(Interface dataset entries)

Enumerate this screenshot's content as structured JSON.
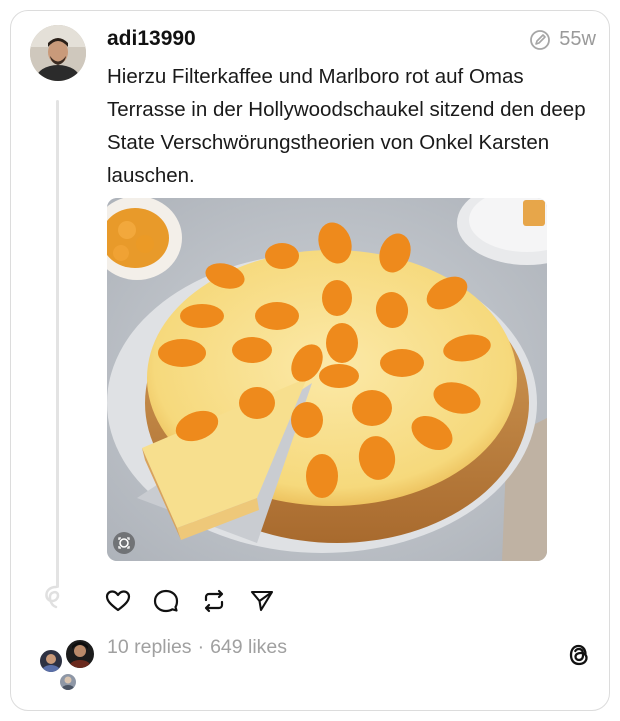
{
  "post": {
    "username": "adi13990",
    "time": "55w",
    "text": "Hierzu Filterkaffee und Marlboro rot auf Omas Terrasse in der Hollywoodschaukel sitzend den deep State Verschwörungstheorien von Onkel Karsten lauschen."
  },
  "stats": {
    "replies": "10 replies",
    "separator": "·",
    "likes": "649 likes"
  },
  "icons": {
    "edited": "pencil-circle-icon",
    "like": "heart-icon",
    "comment": "speech-bubble-icon",
    "repost": "repost-icon",
    "share": "send-icon",
    "brand": "threads-logo-icon"
  },
  "colors": {
    "border": "#dcdcdc",
    "muted": "#9a9a9a",
    "text": "#101010"
  }
}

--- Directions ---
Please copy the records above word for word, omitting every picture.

--- Written reply ---
Enumerate this screenshot's content as structured JSON.
{
  "post": {
    "username": "adi13990",
    "time": "55w",
    "text": "Hierzu Filterkaffee und Marlboro rot auf Omas Terrasse in der Hollywoodschaukel sitzend den deep State Verschwörungstheorien von Onkel Karsten lauschen."
  },
  "stats": {
    "replies": "10 replies",
    "separator": "·",
    "likes": "649 likes"
  },
  "icons": {
    "edited": "pencil-circle-icon",
    "like": "heart-icon",
    "comment": "speech-bubble-icon",
    "repost": "repost-icon",
    "share": "send-icon",
    "brand": "threads-logo-icon"
  },
  "colors": {
    "border": "#dcdcdc",
    "muted": "#9a9a9a",
    "text": "#101010"
  }
}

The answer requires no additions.